* _Try it_: Within the records, which lines hold the string "Activity"? Report each one by copying it.
START Data
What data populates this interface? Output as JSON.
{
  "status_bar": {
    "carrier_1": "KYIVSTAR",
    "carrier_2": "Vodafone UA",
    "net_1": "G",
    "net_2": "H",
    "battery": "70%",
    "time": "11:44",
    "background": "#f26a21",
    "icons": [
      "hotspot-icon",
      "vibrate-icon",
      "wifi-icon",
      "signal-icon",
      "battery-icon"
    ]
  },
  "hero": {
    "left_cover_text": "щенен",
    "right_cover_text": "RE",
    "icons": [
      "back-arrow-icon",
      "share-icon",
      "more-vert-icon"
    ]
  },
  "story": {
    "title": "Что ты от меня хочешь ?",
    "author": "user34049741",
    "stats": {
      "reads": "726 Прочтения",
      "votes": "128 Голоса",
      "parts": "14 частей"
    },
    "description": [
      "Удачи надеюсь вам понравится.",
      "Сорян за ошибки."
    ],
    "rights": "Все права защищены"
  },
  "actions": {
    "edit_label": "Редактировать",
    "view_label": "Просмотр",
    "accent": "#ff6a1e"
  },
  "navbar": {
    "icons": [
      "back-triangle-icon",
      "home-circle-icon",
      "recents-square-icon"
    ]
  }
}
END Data
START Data
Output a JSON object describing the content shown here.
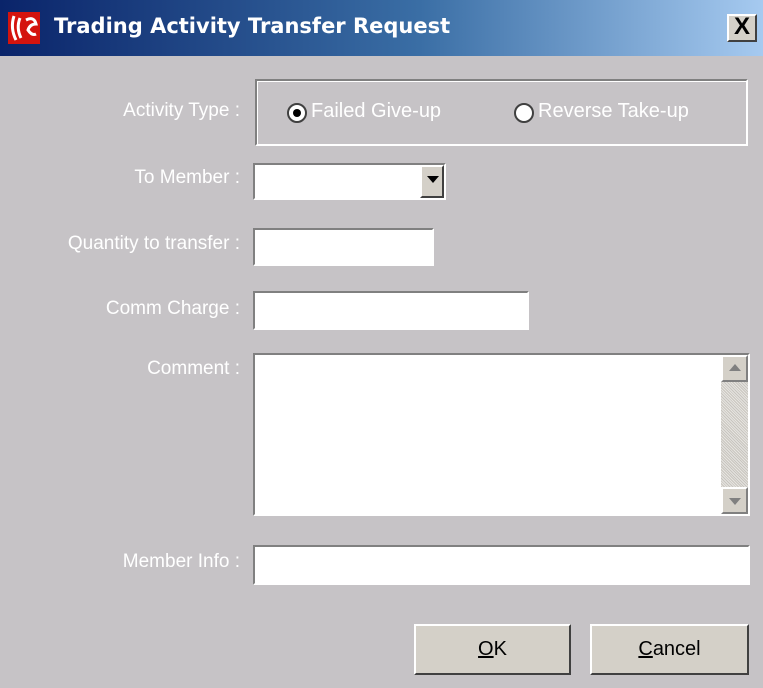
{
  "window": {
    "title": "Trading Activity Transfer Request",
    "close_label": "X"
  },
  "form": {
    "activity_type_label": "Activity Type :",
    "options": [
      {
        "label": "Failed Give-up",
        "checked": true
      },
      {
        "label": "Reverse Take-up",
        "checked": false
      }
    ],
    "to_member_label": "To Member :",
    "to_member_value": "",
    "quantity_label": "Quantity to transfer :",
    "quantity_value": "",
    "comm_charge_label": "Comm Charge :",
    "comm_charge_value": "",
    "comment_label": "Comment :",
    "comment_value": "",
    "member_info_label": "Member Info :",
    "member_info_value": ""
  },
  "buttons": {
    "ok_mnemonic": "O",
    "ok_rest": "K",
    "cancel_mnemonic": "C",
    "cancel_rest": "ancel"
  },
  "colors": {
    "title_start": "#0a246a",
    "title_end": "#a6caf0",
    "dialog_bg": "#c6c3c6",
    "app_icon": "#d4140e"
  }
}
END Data
* _Task output_:
    "title": "Trading Activity Transfer Request",
    "activity_type_label": "Activity Type :",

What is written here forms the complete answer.